Whitelegg studies lives of flight attendants

By Elizabeth Kurylo

Jetting off to Paris, Tokyo or Rio de Janeiro is not as glamorous as one might think, especially if the 777 is your workplace and your children need you at home. Even if the flight “only” goes across the country, rather than around the world, flight attendants with families carry a heavy burden.

This burden was laid bare at a recent colloquium sponsored by the Center for Myth and Ritual in American Life (MARIAL). Seven current and former flight attendants, most of whom have children, described their work schedules as flexible and manageable, but most admitted that being away from home for several days at a time is difficult. And they all yearned for the flexibility in scheduling that sometimes is years away.

“Seniority is the be-all and end-all of being a flight attendant,” said Drew Whitelegg, a postdoctoral fellow at MARIAL who is studying the family lives of flight attendants. “If you’ve got seniority, you’ve got more control of your work time.”

Every month, flight attendants “bid” on which flights they want to work, with the goal of flying at least 50 hours per month, depending on the airline. Those employees with the most seniority get first choice. Many people with children at home try to work weekends so they can be at home during the week and their spouses can watch the children while they are gone. Others try to fly “turnaround” from one city and back to the base—perhaps Atlanta to New York—twice a day, effectively giving them a 9-to-5 work shift.

The structure of their work time is very different from most traditional working parents, Whitelegg said. To log their minimum flight time, for instance, a flight attendant might fly three weekends a month, leaving the spouse—who works during the week—to care for the children on the weekends. “It’s classic shift work, and they are tag-team parenting,” Whitelegg said.

Those who spoke during the MARIAL panel discussion talked about the stress of being away from home for days at a time. Individuals with more than one child struggle to spend an equal amount of time with each; some try to build a work schedule around the activities of one child one month—a soccer game, perhaps—and then focus on the other child, who might be in a school play, the next month. Inevitably, someone feels left out, and parents feel guilty about not being seen as active in the lives of their children.

Still, although many flight attendants feel guilty about leaving their children, others “view it as a vacation,” according to one. And some experience a bit of both.

“I have friends who will never quit because it’s their saving grace,” said a woman who did quit after the birth of her second child. “A lot of flight attendants say they go to work to rest—being away from home is their alone time. For parents, there is no rest at home, but flight attendants have hours alone in a hotel room. They can lock the door. There are no little creatures bothering them.
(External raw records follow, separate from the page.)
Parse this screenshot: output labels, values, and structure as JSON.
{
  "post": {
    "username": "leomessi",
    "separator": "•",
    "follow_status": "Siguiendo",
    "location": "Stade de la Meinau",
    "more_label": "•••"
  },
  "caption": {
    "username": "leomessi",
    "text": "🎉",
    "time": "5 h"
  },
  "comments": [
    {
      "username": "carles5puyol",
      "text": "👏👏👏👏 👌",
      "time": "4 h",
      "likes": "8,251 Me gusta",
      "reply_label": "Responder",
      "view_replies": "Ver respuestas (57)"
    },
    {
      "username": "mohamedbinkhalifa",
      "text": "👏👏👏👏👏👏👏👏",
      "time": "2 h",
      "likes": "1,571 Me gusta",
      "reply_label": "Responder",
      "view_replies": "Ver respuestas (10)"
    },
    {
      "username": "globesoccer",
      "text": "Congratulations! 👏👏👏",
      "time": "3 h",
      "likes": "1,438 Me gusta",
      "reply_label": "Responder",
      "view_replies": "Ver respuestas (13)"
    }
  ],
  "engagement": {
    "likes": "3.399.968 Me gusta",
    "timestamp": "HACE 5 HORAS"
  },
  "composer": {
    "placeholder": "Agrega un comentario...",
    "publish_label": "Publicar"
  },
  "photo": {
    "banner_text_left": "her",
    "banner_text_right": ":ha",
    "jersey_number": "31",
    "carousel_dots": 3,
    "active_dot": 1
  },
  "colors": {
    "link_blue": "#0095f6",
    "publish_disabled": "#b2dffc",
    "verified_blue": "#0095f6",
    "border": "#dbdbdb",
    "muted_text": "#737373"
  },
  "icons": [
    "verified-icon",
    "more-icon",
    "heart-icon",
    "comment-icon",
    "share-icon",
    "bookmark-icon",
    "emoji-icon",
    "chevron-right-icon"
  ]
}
They don’t have to clean.” Another woman agreed, adding, “When we’re home, we’re 100 percent home.”

Understandably, the terror attacks of Sept. 11 cast a pall on the routines and rituals of the work flight attendants do. Before 9/11, they focused on customer service, making sure passengers were comfortable and happy during their flight.
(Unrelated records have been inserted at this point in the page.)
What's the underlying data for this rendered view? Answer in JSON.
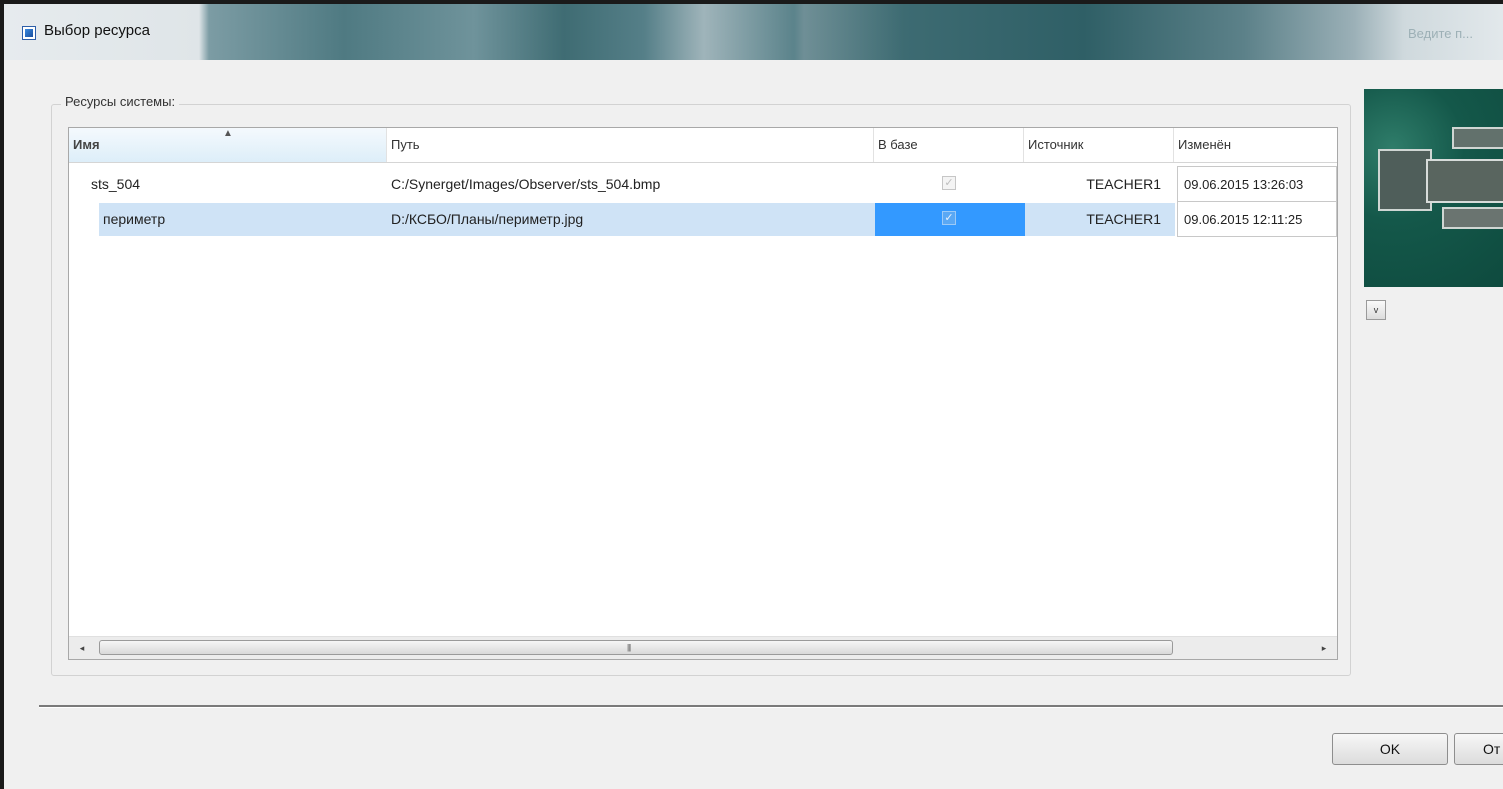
{
  "window": {
    "title": "Выбор ресурса",
    "title_right": "Ведите п..."
  },
  "group": {
    "label": "Ресурсы системы:"
  },
  "table": {
    "columns": [
      "Имя",
      "Путь",
      "В базе",
      "Источник",
      "Изменён"
    ],
    "rows": [
      {
        "name": "sts_504",
        "path": "C:/Synerget/Images/Observer/sts_504.bmp",
        "in_db": "✓",
        "source": "TEACHER1",
        "modified": "09.06.2015 13:26:03"
      },
      {
        "name": "периметр",
        "path": "D:/КСБО/Планы/периметр.jpg",
        "in_db": "✓",
        "source": "TEACHER1",
        "modified": "09.06.2015 12:11:25"
      }
    ],
    "selected_row": 1
  },
  "scrollbar": {
    "left_arrow": "◂",
    "right_arrow": "▸",
    "grip": "|||"
  },
  "preview": {
    "expand_label": "v"
  },
  "buttons": {
    "ok": "OK",
    "cancel": "От"
  },
  "icons": {
    "app": "window-resource-icon",
    "sort": "sort-ascending-icon",
    "check": "checkbox-checked-icon"
  }
}
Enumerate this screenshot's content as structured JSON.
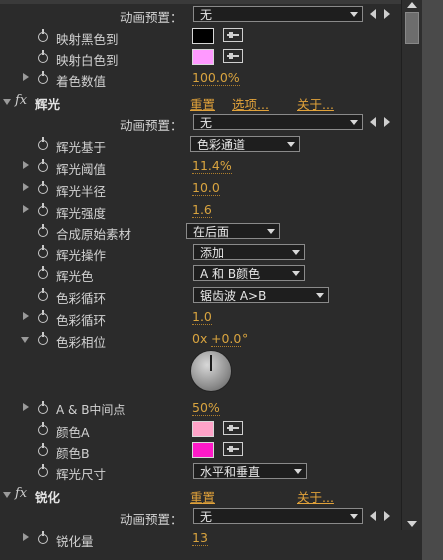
{
  "header": {
    "preset_label": "动画预置：",
    "preset_value": "无"
  },
  "top_group": [
    {
      "label": "映射黑色到",
      "color": "#000000"
    },
    {
      "label": "映射白色到",
      "color": "#ff99ff"
    },
    {
      "label": "着色数值",
      "value": "100.0%"
    }
  ],
  "glow": {
    "name": "辉光",
    "reset": "重置",
    "options": "选项...",
    "about": "关于...",
    "preset_label": "动画预置：",
    "preset_value": "无",
    "props": [
      {
        "label": "辉光基于",
        "dropdown": "色彩通道"
      },
      {
        "label": "辉光阈值",
        "value": "11.4%"
      },
      {
        "label": "辉光半径",
        "value": "10.0"
      },
      {
        "label": "辉光强度",
        "value": "1.6"
      },
      {
        "label": "合成原始素材",
        "dropdown": "在后面"
      },
      {
        "label": "辉光操作",
        "dropdown": "添加"
      },
      {
        "label": "辉光色",
        "dropdown": "A 和 B颜色"
      },
      {
        "label": "色彩循环",
        "dropdown": "锯齿波 A>B"
      },
      {
        "label": "色彩循环",
        "value": "1.0"
      },
      {
        "label": "色彩相位",
        "value_prefix": "0x",
        "value": "+0.0",
        "value_suffix": "°"
      },
      {
        "label": "A & B中间点",
        "value": "50%"
      },
      {
        "label": "颜色A",
        "color": "#ffa3c8"
      },
      {
        "label": "颜色B",
        "color": "#ff19c8"
      },
      {
        "label": "辉光尺寸",
        "dropdown": "水平和垂直"
      }
    ]
  },
  "sharpen": {
    "name": "锐化",
    "reset": "重置",
    "about": "关于...",
    "preset_label": "动画预置：",
    "preset_value": "无",
    "props": [
      {
        "label": "锐化量",
        "value": "13"
      }
    ]
  },
  "icons": {
    "fx": "fx",
    "stopwatch": "stopwatch-icon",
    "eyedropper": "eyedropper-icon"
  }
}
“That’s all changed,” one said. “We have a new game face; we don’t have time for customer service. Now it’s like, ‘What’s in the bag?’ And we have to look at behaviors that are suspicious.” Their families, too, are struggling with their own fears of flying.
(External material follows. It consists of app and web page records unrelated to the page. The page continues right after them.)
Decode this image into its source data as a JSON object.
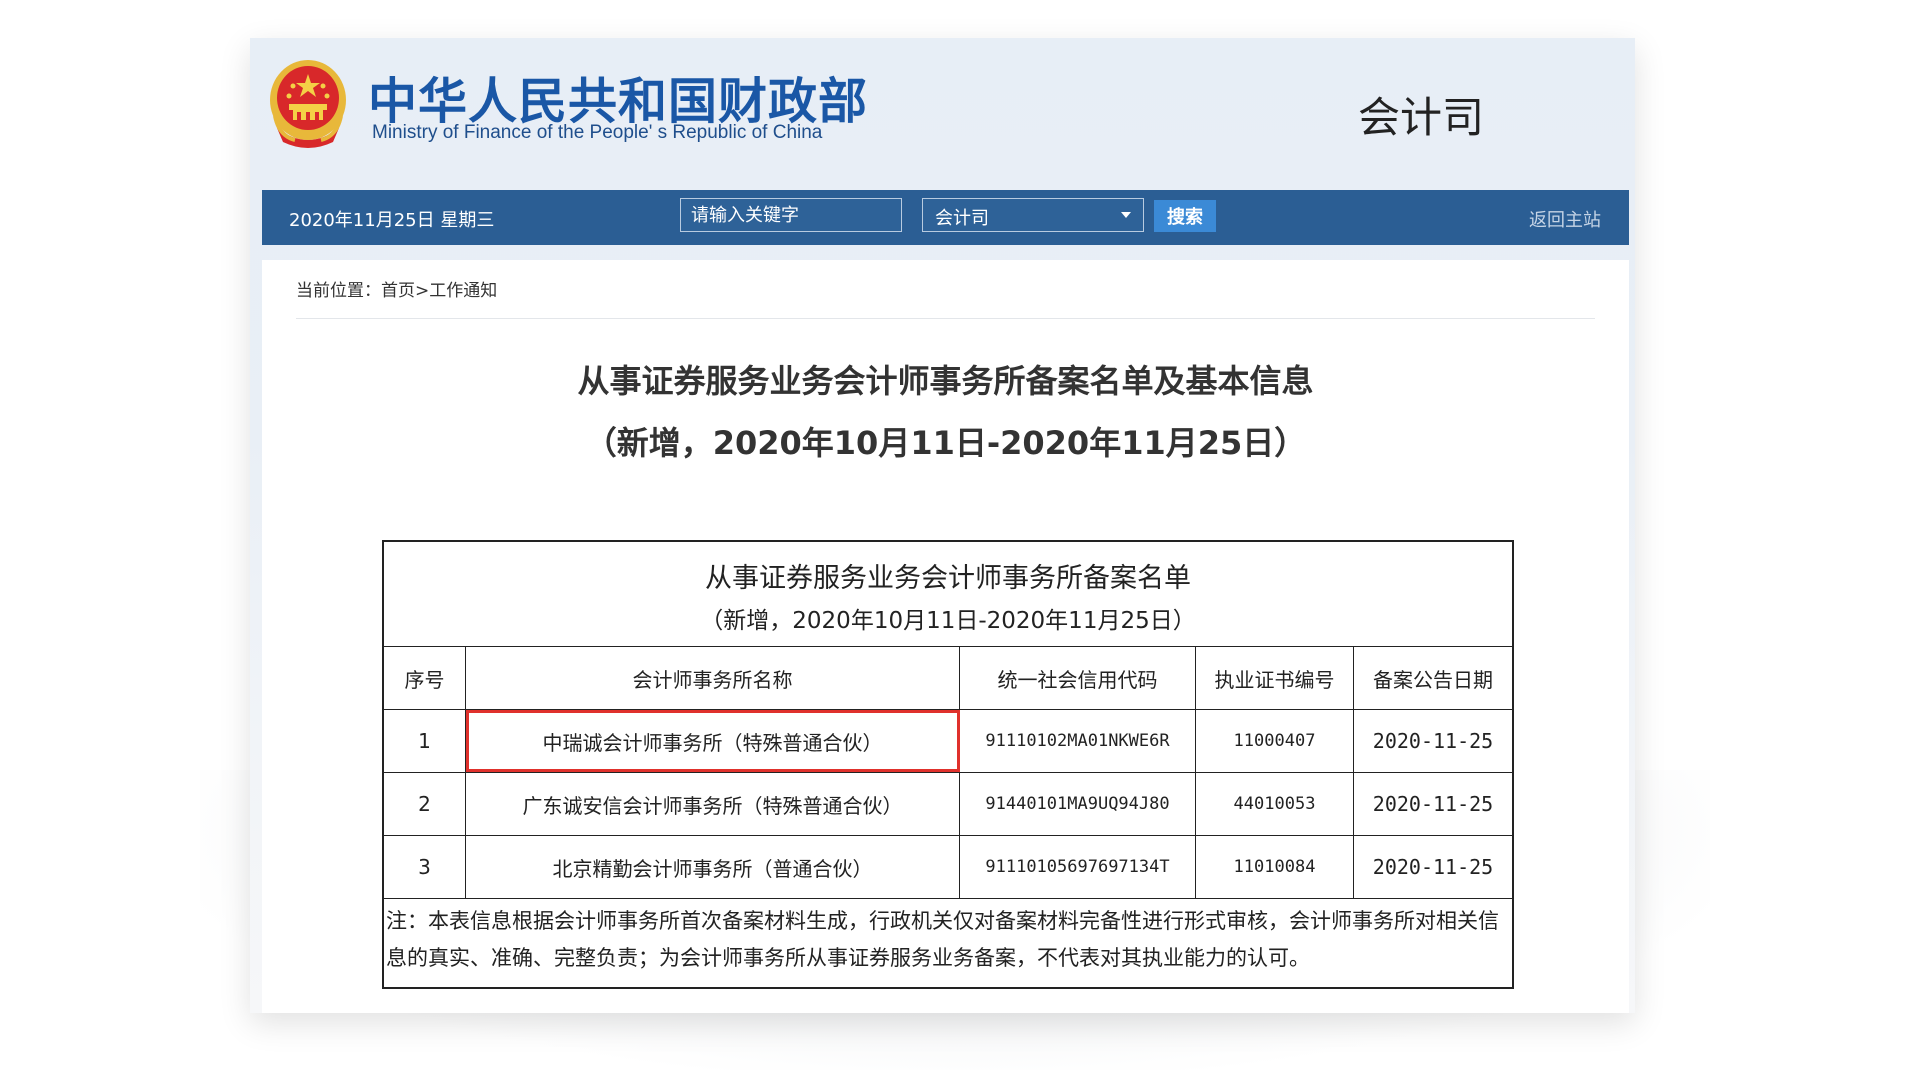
{
  "header": {
    "title_cn": "中华人民共和国财政部",
    "title_en": "Ministry of Finance of the People' s Republic of China",
    "department": "会计司"
  },
  "navbar": {
    "date": "2020年11月25日  星期三",
    "search_placeholder": "请输入关键字",
    "selected_scope": "会计司",
    "search_button": "搜索",
    "home_link": "返回主站"
  },
  "breadcrumb": "当前位置：首页>工作通知",
  "article": {
    "title": "从事证券服务业务会计师事务所备案名单及基本信息",
    "subtitle": "（新增，2020年10月11日-2020年11月25日）"
  },
  "table": {
    "caption_title": "从事证券服务业务会计师事务所备案名单",
    "caption_sub": "（新增，2020年10月11日-2020年11月25日）",
    "columns": [
      "序号",
      "会计师事务所名称",
      "统一社会信用代码",
      "执业证书编号",
      "备案公告日期"
    ],
    "rows": [
      [
        "1",
        "中瑞诚会计师事务所（特殊普通合伙）",
        "91110102MA01NKWE6R",
        "11000407",
        "2020-11-25"
      ],
      [
        "2",
        "广东诚安信会计师事务所（特殊普通合伙）",
        "91440101MA9UQ94J80",
        "44010053",
        "2020-11-25"
      ],
      [
        "3",
        "北京精勤会计师事务所（普通合伙）",
        "91110105697697134T",
        "11010084",
        "2020-11-25"
      ]
    ],
    "note": "注：本表信息根据会计师事务所首次备案材料生成，行政机关仅对备案材料完备性进行形式审核，会计师事务所对相关信息的真实、准确、完整负责；为会计师事务所从事证券服务业务备案，不代表对其执业能力的认可。"
  },
  "colors": {
    "nav_bg": "#2b5e94",
    "title_blue": "#1a57a6",
    "highlight_red": "#e0312c",
    "search_btn": "#3b8ad6"
  }
}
“I think there was a lot of soul-searching and conversations within families of flight attendants after the attacks,” said Whitelegg, adding he has been told of at least one child who hid his mother’s uniform because he didn’t want her to fly after 9/11.

Many flight attendants decided to keep flying, because their families need the income or benefits, “but the job itself has definitely changed.” As one flight attendant on the panel said, “I have to say I love you to my family when I go to work, because if my plane goes down, I have to know emotionally that I did that. It’s got to be OK.”

In addition, the economic fallout of Sept. 11 has led to major wage and job cuts in the airline industry, creating uncertainties about the future. “Many airlines are trying to get rid of older workers through layoffs and early retirement. Some are trying to change the pension structure,” Whitelegg said.

And as airlines reduce their flight schedules, lay off workers and close bases, every aspect of working life is affected, Whitelegg said. Flight attendants with seniority at a base that is closing may choose to relocate or commute to another base. They take their seniority with them, which affects the schedules of every other flight attendant at the base to which they move. “The impact of this on family life is great,” Whitelegg said.

And until the economy begins to recover, uncertainty will remain for the families of flight attendants, who no longer navigate friendly skies.

This article first appeared in the spring 2003 issue of
Families That Work, the MARIAL Center newsletter.